What is so exciting relating to this project is twofold, says Lau – it’s a major public commission, but there’s also the inherent group efforts behind it. “Brewster collaborated on participatory study in situ with the college student and advocate Jacqueline T Scott, ” she clarifies, “and this communion between Brewster, Scott, and the people brought into the fold within their exploratory walks are at the particular core of  Roots which is about providing safe, joyful outdoor encounters for Black communities. ” Beyond this, she continues, the act of movement from one place to another also embodies not only Brewster’s family story of migration from Guyana to Toronto but also, “the distant and latest histories of those in the Carribbean diaspora who now contact Toronto/Tkaronto their home” – Tkaronto being the native name for the city. With the work, Lau says, the lady hopes that viewers may “enjoy the nourishing effects of outdoor activity” while furthermore taking a moment to “pause and reflect on our own body in space, our ancestral histories, and our memories”.

Using photography as a way to picture potential futures, Memory Function Collective are presenting a mural of 12 pictures at The Bentway – a good urban park located below an expressway. Described as “portraits of revolutionary figures from a future Toronto“, the people portrayed in the photographs are all users of a group of change-makers referred to as Mothers of Invention, which includes scientists, healers and organisers among others. The work asks exactly what would happen if these people would be to become leaders of a transformed city – one that centres on care and growing politics. Each of the images within the series is a portrait of a living person that has therefore been made into a sort of image through a process the group refers to as ‘embellished photography’.  
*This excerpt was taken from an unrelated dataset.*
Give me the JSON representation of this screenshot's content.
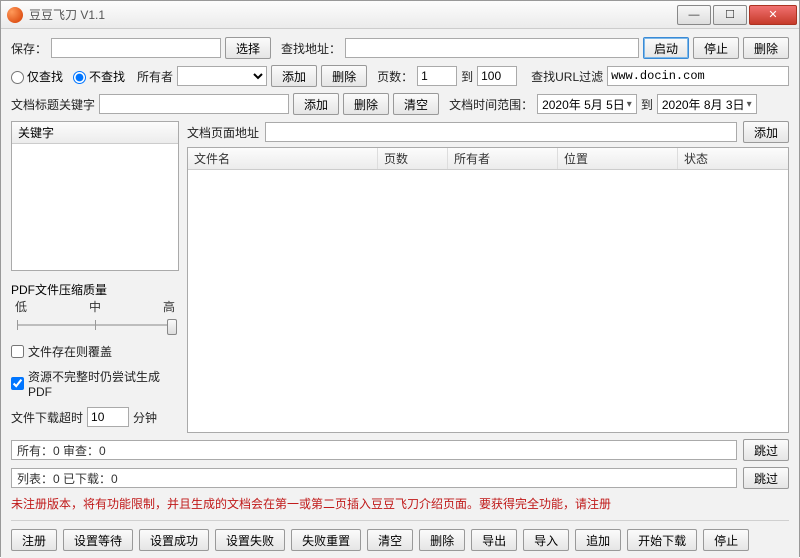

Talking on behalf of the collective, Macy Siu and Robert Bolton describe the idea: “The people photographed are people whose lives and work transmission the future world we’re looking forward to. Members of the collective Tala Kamea and Naomi Skwarna had the idea to use the particular characters’ aprons as a fabric that reveals their jobs in the world through the tools plus uniforms of their labour. The aprons they created become clues to the ways of this particular future society. Omii Thompson then photographed each of them, plus Rajni Perera painted the layer of future on to each portrait. ” The particular physical interventions made by Perera include painted lines and symbols that conjure dream-like visions and invite us to contemplate new ways of living.

Storage Work Collective,   Portrait of Dom, Rewilder, 2022, (mixed media on giclee print). Courtesy of the musicians.

From CONTACT this year, space just for critical dialogue and the consideration of alternative futures is usually foregrounded, and in collaborating with a broad group of artists each Canadian and international, the individuals behind it have worked to give photography an omnipresent, bodily place throughout the city. Having facilitated immersive experiences made to mutually comfort and problem audiences, its 2022 programme offers myriad visual prompts for reflection and group action, to both knowing visitors and the wider general public alike.

Joanna Cresswell

Joanna L. Cresswell is an author and editor based in Brighton. She has written on pictures and culture for over 40 international magazines and magazines, and held positions because editor for organisations including The Photographers’ Gallery, Unseen Amsterdam and Self Publish, End up being Happy. She recently finished an MA in relative literature and criticism from Goldsmiths College, University of London

Leave a Reply

Your email address will not be published.